Ruck And Roll

Matthew Richards, Director of Rugby at Jumeirah College, discusses playing international rugby and how that experience makes him a better teacher.

When Jumeirah College (JC) needed a PE teacher and Director of Rugby, they couldn’t have asked for a better candidate than Matthew Richards. The 36-year old Englishman played professional rugby between the ages of 17 and 24 before taking a few years to teach while playing part-time rugby in Wales. He then moved to Australia for two years to play rugby full time and moved to the UAE four years ago.

He played top-division club rugby with the Dubai Exiles for two years and then signed with the divisional rival Jebel Ali Dragons.
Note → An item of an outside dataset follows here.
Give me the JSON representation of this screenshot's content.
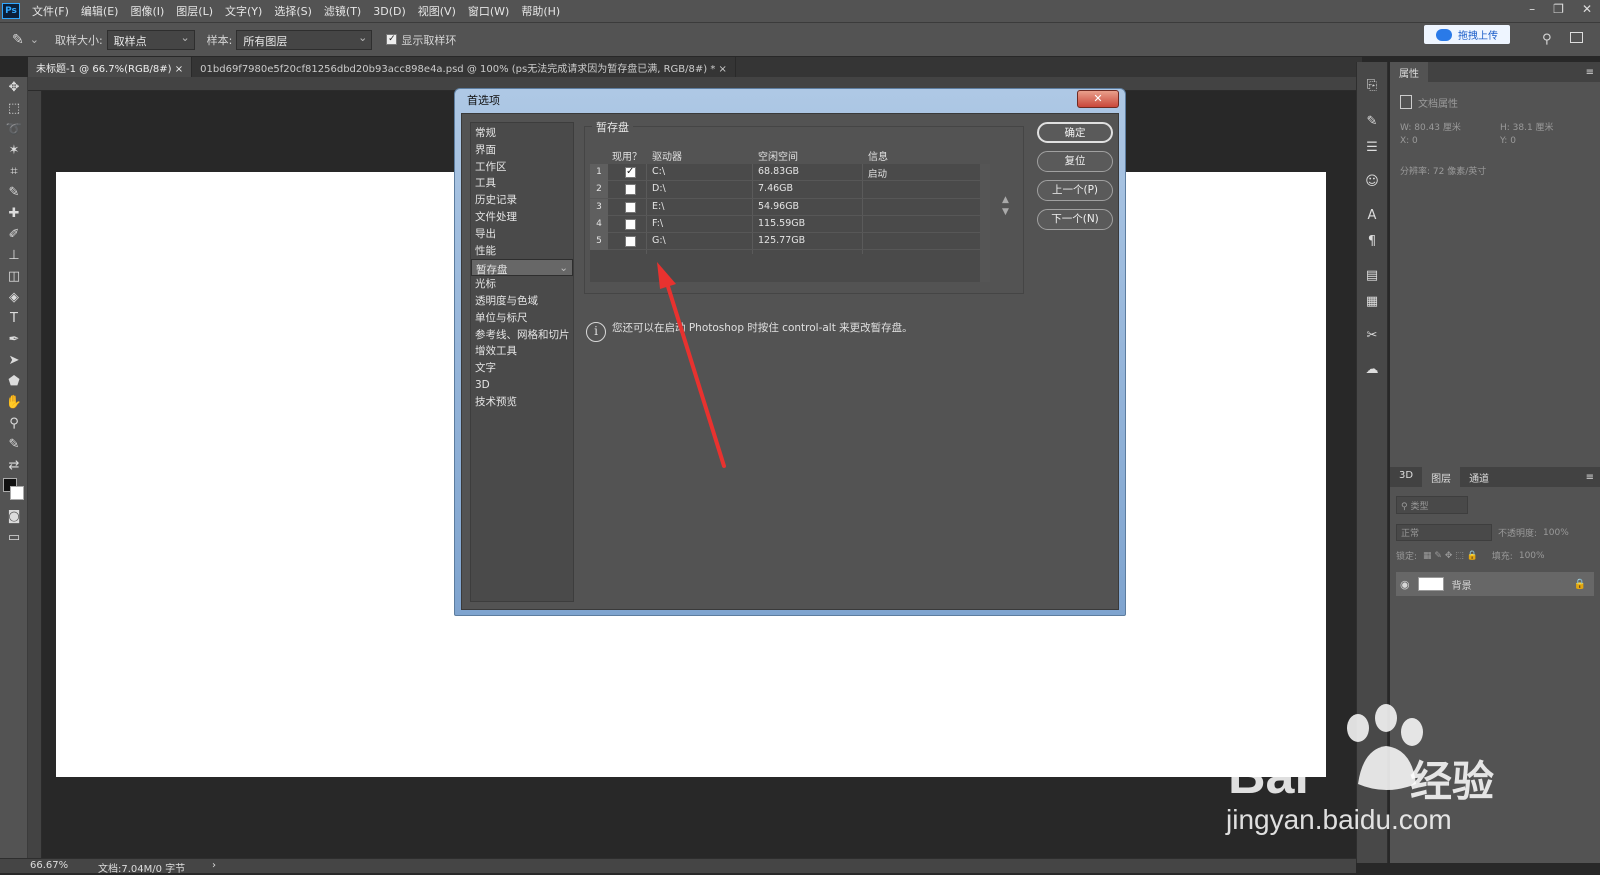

At the end of his first year with the Dragons, and his third year playing rugby in Dubai, he became eligible to play for the UAE.

Matthew was included in head coach Apollo Perelini’s initial 40-man training squad and then in the 25-man travelling squad for the Asia Rugby Championships in May. ”That’s when our training really ramped up,“ said Matthew. ”We were training three or four times a week for a month in the build-up to the tournament. It was the end of the season, so we also had weekend training camps.“

Given he is not longer playing professional rugby where his routine would have a regimented structure, from his workouts, to his diet, to what he wears, Matthew has to balance his responsibilities as a teacher with the demands of his training. ”People are working and sometimes they can’t train. Sometimes your best player can’t play for you on weekends. As a PE teacher I can’t play certain games when the school has tournaments,“ he said.

SCHOOL SUPPORT
Matthew had concerns about asking for the time off required to play in tournaments but insists the school couldn’t have been more supportive. As a sports teacher he was achieving international sports honours and could share with his students what he’d learned. He added that it keeps his teaching fresh and he is not doing the same drills he did five years ago. ”I’m being exposed to all these top coaches and I’m playing against other teams, where we get to see what they do as well. We see how they train, and we can take the bits we like and replace what may be a bit dated,“ he said.

WHAT’S NEXT
At the end of 2018 the UAE qualified for the top league of the 2019 Dubai Rugby Sevens, where they will play against Asian powerhouses Japan and Hong Kong. In September and October, the team will then take part in a three-tournament series. If they make it to the top four of that series, they stand a chance for Olympic qualification by going into a playoff system.